Behind the Scenes: The Kaleidoscope Effect

Welcome to my behind the scenes page. Did you arrive here after seeing my work at The North Carolina Arboretum? 

I am sure I am not the first photographer to play with my images in the digital darkroom and “discover” some pretty interesting effects. One of my favorite ones I call “The Kaleidoscope Effect.” Depending on the original image, the end result of this can be spectacular and often, in my eyes anyway, more interesting that the simple original photo. Have you seen my show at The Arboretum? Or looked at my Gallery with images from this effect? If you’re curios about how I do this, you’ve come to the right place.

Here’s how I create these images:

akale-21. Choosing an appropriate image for this is key. Many images do not work very well as a Kaleidoscope, though there is of course no right or wrong way. Art is in the eye of the beholder after all. For me, I seem most pleased with the effect when the original is a bit abstract to start with, like this image ice with reeds on top and under the ice as well as trapped air that has formed bubbles and lines in the image.

2. I then create a blank image that will be my template. This could be a square of a long, panoramic shape or whatever size I want the end image to be.
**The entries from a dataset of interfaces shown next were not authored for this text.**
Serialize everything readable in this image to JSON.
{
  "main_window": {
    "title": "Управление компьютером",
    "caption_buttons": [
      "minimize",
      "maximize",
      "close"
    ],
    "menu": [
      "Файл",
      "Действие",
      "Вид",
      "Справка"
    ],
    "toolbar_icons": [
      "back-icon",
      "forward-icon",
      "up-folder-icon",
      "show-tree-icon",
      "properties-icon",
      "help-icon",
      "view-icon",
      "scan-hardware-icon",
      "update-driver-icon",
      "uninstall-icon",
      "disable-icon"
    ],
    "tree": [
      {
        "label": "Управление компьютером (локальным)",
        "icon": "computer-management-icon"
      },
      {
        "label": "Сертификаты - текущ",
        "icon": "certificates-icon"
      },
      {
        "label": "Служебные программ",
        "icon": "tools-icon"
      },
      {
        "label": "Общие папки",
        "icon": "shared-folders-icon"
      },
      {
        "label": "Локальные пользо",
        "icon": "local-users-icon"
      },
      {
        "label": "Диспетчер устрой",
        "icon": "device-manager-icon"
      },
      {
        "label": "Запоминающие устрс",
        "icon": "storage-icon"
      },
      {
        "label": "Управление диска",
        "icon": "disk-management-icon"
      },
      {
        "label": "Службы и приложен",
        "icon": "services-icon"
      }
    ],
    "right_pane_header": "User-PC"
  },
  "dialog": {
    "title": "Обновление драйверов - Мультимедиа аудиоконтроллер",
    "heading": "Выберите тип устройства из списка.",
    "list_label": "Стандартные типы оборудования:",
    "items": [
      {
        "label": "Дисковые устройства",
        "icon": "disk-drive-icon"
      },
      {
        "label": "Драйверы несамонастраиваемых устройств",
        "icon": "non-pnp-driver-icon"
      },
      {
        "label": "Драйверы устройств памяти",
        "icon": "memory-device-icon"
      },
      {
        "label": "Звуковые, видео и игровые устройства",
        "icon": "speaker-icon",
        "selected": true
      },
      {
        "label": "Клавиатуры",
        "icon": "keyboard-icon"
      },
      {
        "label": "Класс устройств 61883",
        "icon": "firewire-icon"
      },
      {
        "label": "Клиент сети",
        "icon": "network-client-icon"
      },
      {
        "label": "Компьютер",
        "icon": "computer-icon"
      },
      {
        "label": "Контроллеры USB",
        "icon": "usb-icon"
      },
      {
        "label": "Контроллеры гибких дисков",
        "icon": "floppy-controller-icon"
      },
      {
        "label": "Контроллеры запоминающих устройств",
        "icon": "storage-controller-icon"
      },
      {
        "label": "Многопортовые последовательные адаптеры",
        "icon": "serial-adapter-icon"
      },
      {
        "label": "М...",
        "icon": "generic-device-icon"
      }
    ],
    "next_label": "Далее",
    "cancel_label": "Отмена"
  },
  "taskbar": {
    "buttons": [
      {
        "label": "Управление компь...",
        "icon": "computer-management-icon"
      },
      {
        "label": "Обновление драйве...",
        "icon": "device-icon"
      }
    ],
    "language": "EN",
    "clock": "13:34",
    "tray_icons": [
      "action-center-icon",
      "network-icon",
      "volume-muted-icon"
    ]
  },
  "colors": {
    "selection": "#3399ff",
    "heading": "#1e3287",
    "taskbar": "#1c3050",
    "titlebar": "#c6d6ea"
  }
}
aaa33-3. I place the first image in the upper left, in the orientation I want. For every image, there are four choices–as is, mirrored, mirrored and flipped, and flipped.

4. Assuming I am creating a rectangular collage (as opposed to a long panoramic) I then duplicate the original image, setting it beside the first one. I then flip it so the original image is mirrored beside it.

aaa33-24. Next I move to the bottom right corner, duplicating the image above it and then mirroring it.

5. I duplicate that and then mirror it again, setting it tightly beside the other two images.aaa33-3

6. My last step is to perfectly line up all the patterns within the collage. This step is critical as if the lines within the image don’t meet perfectly, the result will be distracting.

7. I survey the final result and decide whether or not I like it. Much of the time, the answer is no, in which case I go looking for another image, or try the same image again, using a different orientation at the start.

Here is an example of 4 images from the same picture. The difference is in how I oriented the first image. Which one do you like the best? If you’d like, let me know! I’d love to hear from you.

akale-24 akale-242 akale-243 akale-244